EXERCISE INSTRUCTIONS: Check every line of the data below for the string "label", and copy the ones that hold it.

(Element data from apps and pages)
%%
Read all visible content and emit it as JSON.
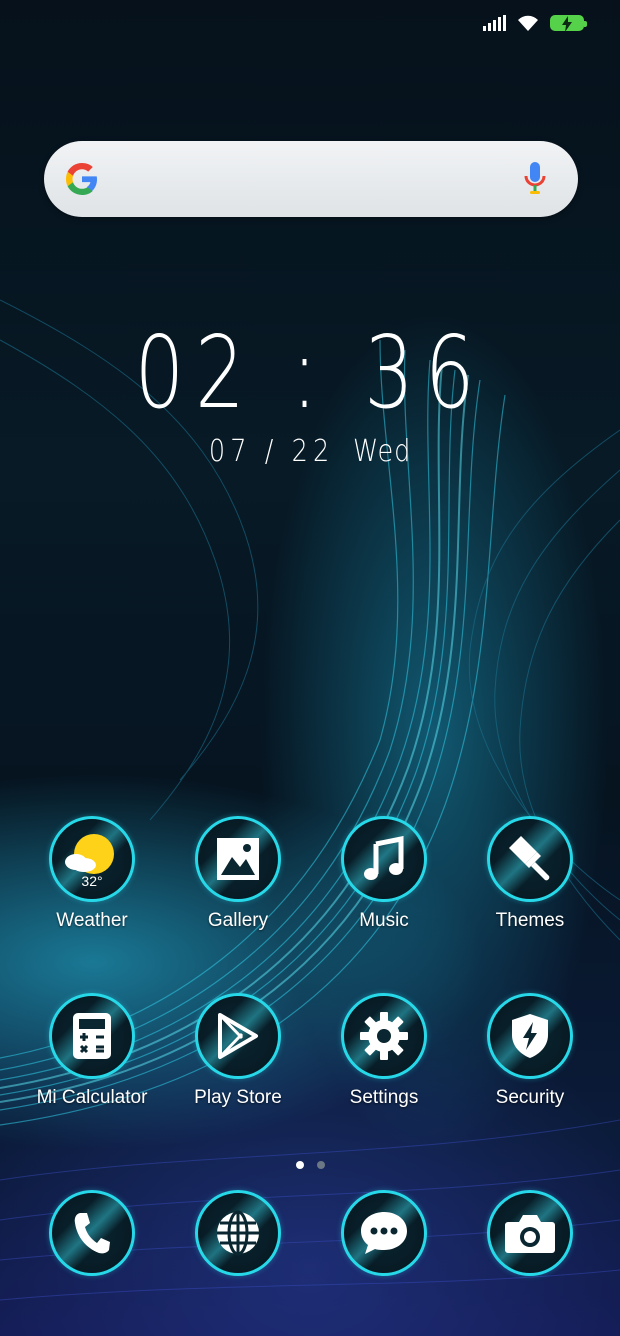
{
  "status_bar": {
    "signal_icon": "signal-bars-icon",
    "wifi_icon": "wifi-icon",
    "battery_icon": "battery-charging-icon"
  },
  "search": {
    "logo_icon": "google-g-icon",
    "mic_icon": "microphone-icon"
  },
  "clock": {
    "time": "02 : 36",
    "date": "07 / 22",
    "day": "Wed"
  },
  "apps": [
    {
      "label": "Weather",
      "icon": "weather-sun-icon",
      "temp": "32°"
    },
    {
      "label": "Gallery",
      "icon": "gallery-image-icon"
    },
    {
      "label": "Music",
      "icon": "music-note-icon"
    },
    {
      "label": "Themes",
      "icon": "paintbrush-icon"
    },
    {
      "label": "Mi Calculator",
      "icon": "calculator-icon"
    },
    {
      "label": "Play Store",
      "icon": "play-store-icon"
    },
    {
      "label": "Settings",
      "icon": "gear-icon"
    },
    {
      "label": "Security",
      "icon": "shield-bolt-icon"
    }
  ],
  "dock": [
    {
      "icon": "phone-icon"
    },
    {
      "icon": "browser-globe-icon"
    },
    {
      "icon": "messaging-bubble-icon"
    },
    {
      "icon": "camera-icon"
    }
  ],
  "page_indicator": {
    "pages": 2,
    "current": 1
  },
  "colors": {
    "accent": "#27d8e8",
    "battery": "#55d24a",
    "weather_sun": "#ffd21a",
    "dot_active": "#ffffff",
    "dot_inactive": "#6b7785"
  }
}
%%
TASK RESULT:
      "label": "Weather",
      "label": "Gallery",
      "label": "Music",
      "label": "Themes",
      "label": "Mi Calculator",
      "label": "Play Store",
      "label": "Settings",
      "label": "Security",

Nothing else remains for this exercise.